The inshore coral reef habitats of Palau resemble temperature and pH conditions similar to those projected by 2100 AD. We compared the trophic dynamics and niche width of eight species of Scleractinia found in both inshore and offshore reefs. Stable isotopes (δ13C and δ15N) were used to deduce the relative importance of photosynthesis and heterotrophy to corals living in each habitat. Coral from inshore habitats were found to associate with Symbiodinium trenchii (type D1a). Isotopic values of the animal's tissue, symbiotic algae, and skeleton revealed that these corals relied on zooplankton and particulate organic matter (POM) for metabolism considerably more than conspecifics from offshore reefs. Offshore corals depended more on autotrophy and harbored different species of symbiont. As expected, thermal experiments revealed offshore corals were more negatively impacted by increased temperature. However, comparisons of nutrient allocation under normal and stressful conditions indicated little, or no, significant trade-offs in the physiological performance of some stress-tolerant host-symbiont pairings, contrary to prevailing assumptions. These findings indicate that while inshore corals rely more on a combination of energy sources to acclimatize to stressful environments, their symbioses are maintained with minimal cost to animal growth. Our findings show how coral metabolism may need to shift to cope with increased ocean warming.


Kemp, D. W., University of Georgia, USA, dustinwkemp@gmail.com

Allgeier, J., University of Washington, USA

Hoadley, K. D., University of Delaware, USA

Lewis, A., Penn State University, USA

Wham, F., Penn State University, USA

Warner, M. E., University of Delaware, USA

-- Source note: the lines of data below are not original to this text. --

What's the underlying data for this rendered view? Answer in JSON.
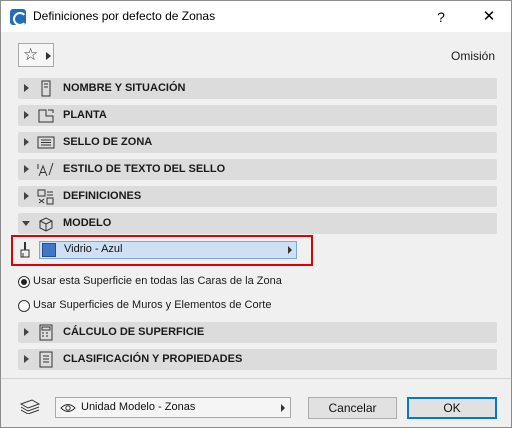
{
  "window": {
    "title": "Definiciones por defecto de Zonas",
    "help_glyph": "?",
    "close_glyph": "✕"
  },
  "favorites": {
    "icon": "star-icon",
    "star_glyph": "☆"
  },
  "default_label": "Omisión",
  "sections": [
    {
      "label": "NOMBRE Y SITUACIÓN",
      "icon": "name-location-icon",
      "expanded": false
    },
    {
      "label": "PLANTA",
      "icon": "floor-plan-icon",
      "expanded": false
    },
    {
      "label": "SELLO DE ZONA",
      "icon": "zone-stamp-icon",
      "expanded": false
    },
    {
      "label": "ESTILO DE TEXTO DEL SELLO",
      "icon": "text-style-icon",
      "expanded": false
    },
    {
      "label": "DEFINICIONES",
      "icon": "definitions-icon",
      "expanded": false
    },
    {
      "label": "MODELO",
      "icon": "model-box-icon",
      "expanded": true
    },
    {
      "label": "CÁLCULO DE SUPERFICIE",
      "icon": "area-calculator-icon",
      "expanded": false
    },
    {
      "label": "CLASIFICACIÓN Y PROPIEDADES",
      "icon": "classification-icon",
      "expanded": false
    }
  ],
  "model": {
    "surface_material": "Vidrio - Azul",
    "swatch_color": "#3f78c9",
    "radio_all_faces": "Usar esta Superficie en todas las Caras de la Zona",
    "radio_wall_surfaces": "Usar Superficies de Muros y Elementos de Corte",
    "selected_radio": "all_faces"
  },
  "footer": {
    "view_option": "Unidad Modelo - Zonas",
    "cancel_label": "Cancelar",
    "ok_label": "OK"
  },
  "colors": {
    "highlight_border": "#e00000",
    "selection_fill": "#cfe0f5",
    "ok_border": "#0078d7"
  }
}
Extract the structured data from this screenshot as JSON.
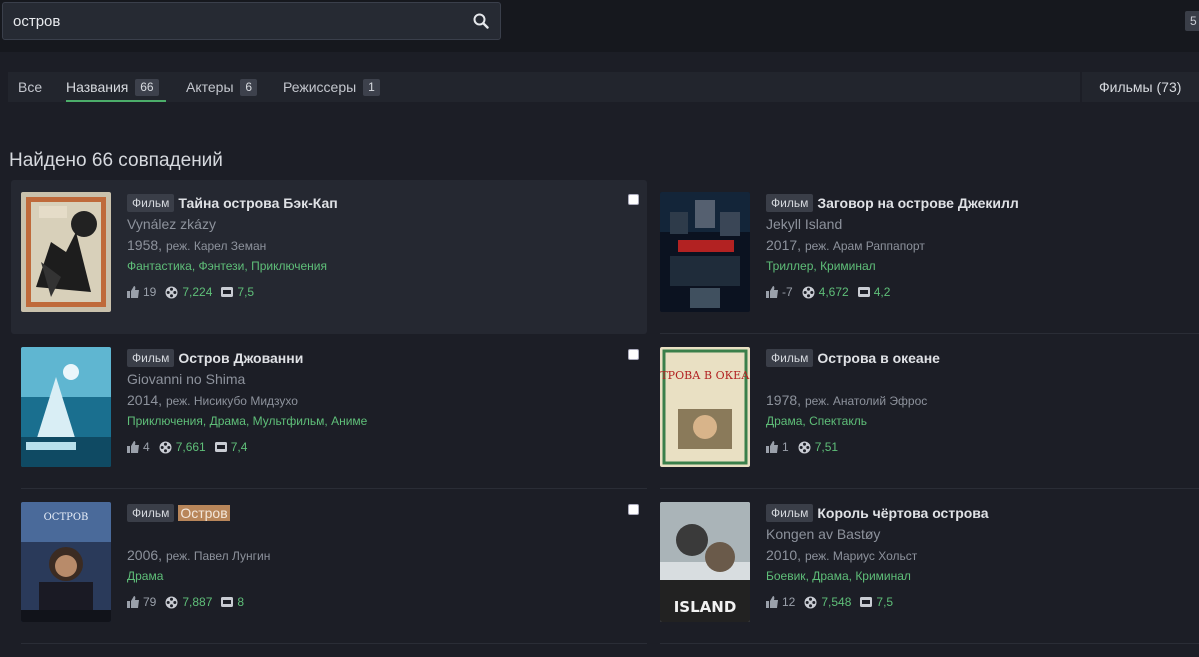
{
  "search": {
    "value": "остров"
  },
  "corner_badge": "5",
  "tabs": [
    {
      "label": "Все",
      "count": ""
    },
    {
      "label": "Названия",
      "count": "66"
    },
    {
      "label": "Актеры",
      "count": "6"
    },
    {
      "label": "Режиссеры",
      "count": "1"
    }
  ],
  "films_tab": "Фильмы (73)",
  "found_text": "Найдено 66 совпадений",
  "colors": {
    "accent": "#4cae6a",
    "highlight": "#b8865a",
    "bg": "#1c1e26"
  },
  "results": [
    {
      "type": "Фильм",
      "title": "Тайна острова Бэк-Кап",
      "orig": "Vynález zkázy",
      "year": "1958,",
      "director": "реж. Карел Земан",
      "genres": [
        "Фантастика",
        "Фэнтези",
        "Приключения"
      ],
      "likes": "19",
      "kp": "7,224",
      "imdb": "7,5"
    },
    {
      "type": "Фильм",
      "title": "Заговор на острове Джекилл",
      "orig": "Jekyll Island",
      "year": "2017,",
      "director": "реж. Арам Раппапорт",
      "genres": [
        "Триллер",
        "Криминал"
      ],
      "likes": "-7",
      "kp": "4,672",
      "imdb": "4,2"
    },
    {
      "type": "Фильм",
      "title": "Остров Джованни",
      "orig": "Giovanni no Shima",
      "year": "2014,",
      "director": "реж. Нисикубо Мидзухо",
      "genres": [
        "Приключения",
        "Драма",
        "Мультфильм",
        "Аниме"
      ],
      "likes": "4",
      "kp": "7,661",
      "imdb": "7,4"
    },
    {
      "type": "Фильм",
      "title": "Острова в океане",
      "orig": "",
      "year": "1978,",
      "director": "реж. Анатолий Эфрос",
      "genres": [
        "Драма",
        "Спектакль"
      ],
      "likes": "1",
      "kp": "7,51",
      "imdb": ""
    },
    {
      "type": "Фильм",
      "title": "Остров",
      "orig": "",
      "year": "2006,",
      "director": "реж. Павел Лунгин",
      "genres": [
        "Драма"
      ],
      "likes": "79",
      "kp": "7,887",
      "imdb": "8"
    },
    {
      "type": "Фильм",
      "title": "Король чёртова острова",
      "orig": "Kongen av Bastøy",
      "year": "2010,",
      "director": "реж. Мариус Хольст",
      "genres": [
        "Боевик",
        "Драма",
        "Криминал"
      ],
      "likes": "12",
      "kp": "7,548",
      "imdb": "7,5"
    }
  ],
  "poster_texts": {
    "p4_title": "ОСТРОВА В ОКЕАНЕ",
    "p5_title": "ОСТРОВ",
    "p6_title": "ISLAND"
  }
}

LaJeunesse, T. C., Penn State University, USA


Oral presentation

Session #:05
Date: 06/23/2016
Time: 14:00
Location: 313 B

Presentation is given by student: No